Pull out every line in the data that has the string "about" in it.

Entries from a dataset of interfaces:
————

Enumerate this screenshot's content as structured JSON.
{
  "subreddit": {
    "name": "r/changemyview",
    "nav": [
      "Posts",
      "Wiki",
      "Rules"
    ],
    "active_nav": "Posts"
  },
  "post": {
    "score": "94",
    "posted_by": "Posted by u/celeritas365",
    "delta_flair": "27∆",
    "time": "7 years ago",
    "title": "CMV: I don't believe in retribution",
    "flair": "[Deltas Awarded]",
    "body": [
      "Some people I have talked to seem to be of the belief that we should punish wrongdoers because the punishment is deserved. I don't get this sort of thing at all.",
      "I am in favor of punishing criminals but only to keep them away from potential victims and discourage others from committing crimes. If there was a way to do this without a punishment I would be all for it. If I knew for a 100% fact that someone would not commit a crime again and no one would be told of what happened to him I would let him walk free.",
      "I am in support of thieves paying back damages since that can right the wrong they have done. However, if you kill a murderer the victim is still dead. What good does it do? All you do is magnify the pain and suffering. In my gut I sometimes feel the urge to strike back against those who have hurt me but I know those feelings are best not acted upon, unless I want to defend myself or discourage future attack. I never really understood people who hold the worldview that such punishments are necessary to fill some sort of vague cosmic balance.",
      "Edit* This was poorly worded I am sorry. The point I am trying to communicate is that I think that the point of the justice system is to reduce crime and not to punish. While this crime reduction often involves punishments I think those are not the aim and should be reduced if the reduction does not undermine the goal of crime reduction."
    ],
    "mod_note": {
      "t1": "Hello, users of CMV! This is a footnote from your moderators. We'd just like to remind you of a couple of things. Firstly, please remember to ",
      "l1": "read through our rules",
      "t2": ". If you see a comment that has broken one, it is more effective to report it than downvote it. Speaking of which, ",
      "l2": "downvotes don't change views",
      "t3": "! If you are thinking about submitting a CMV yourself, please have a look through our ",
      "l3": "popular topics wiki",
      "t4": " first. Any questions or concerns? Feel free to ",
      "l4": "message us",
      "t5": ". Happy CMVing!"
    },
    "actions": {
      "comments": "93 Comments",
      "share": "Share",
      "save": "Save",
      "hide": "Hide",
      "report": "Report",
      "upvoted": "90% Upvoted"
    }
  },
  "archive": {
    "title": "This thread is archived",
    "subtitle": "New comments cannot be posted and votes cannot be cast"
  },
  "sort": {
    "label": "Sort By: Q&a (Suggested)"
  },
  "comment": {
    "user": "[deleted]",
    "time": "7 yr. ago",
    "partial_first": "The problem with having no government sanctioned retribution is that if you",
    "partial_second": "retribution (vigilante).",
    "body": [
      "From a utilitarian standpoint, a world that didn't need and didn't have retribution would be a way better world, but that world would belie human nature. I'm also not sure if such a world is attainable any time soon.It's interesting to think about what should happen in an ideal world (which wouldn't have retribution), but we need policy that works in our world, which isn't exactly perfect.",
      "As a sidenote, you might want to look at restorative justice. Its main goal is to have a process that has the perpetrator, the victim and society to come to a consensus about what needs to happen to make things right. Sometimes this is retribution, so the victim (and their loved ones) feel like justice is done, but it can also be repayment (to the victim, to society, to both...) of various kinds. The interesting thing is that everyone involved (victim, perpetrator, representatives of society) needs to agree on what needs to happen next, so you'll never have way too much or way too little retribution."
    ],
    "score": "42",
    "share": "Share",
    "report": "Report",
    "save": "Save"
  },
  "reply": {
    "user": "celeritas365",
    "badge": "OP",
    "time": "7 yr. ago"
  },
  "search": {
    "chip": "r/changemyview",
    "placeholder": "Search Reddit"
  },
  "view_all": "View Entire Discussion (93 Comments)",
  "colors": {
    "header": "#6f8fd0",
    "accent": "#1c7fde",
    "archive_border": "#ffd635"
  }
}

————

- **EXERCISE ANSWER**
      "t3": "! If you are thinking about submitting a CMV yourself, please have a look through our ",
      "From a utilitarian standpoint, a world that didn't need and didn't have retribution would be a way better world, but that world would belie human nature. I'm also not sure if such a world is attainable any time soon.It's interesting to think about what should happen in an ideal world (which wouldn't have retribution), but we need policy that works in our world, which isn't exactly perfect.",
      "As a sidenote, you might want to look at restorative justice. Its main goal is to have a process that has the perpetrator, the victim and society to come to a consensus about what needs to happen to make things right. Sometimes this is retribution, so the victim (and their loved ones) feel like justice is done, but it can also be repayment (to the victim, to society, to both...) of various kinds. The interesting thing is that everyone involved (victim, perpetrator, representatives of society) needs to agree on what needs to happen next, so you'll never have way too much or way too little retribution."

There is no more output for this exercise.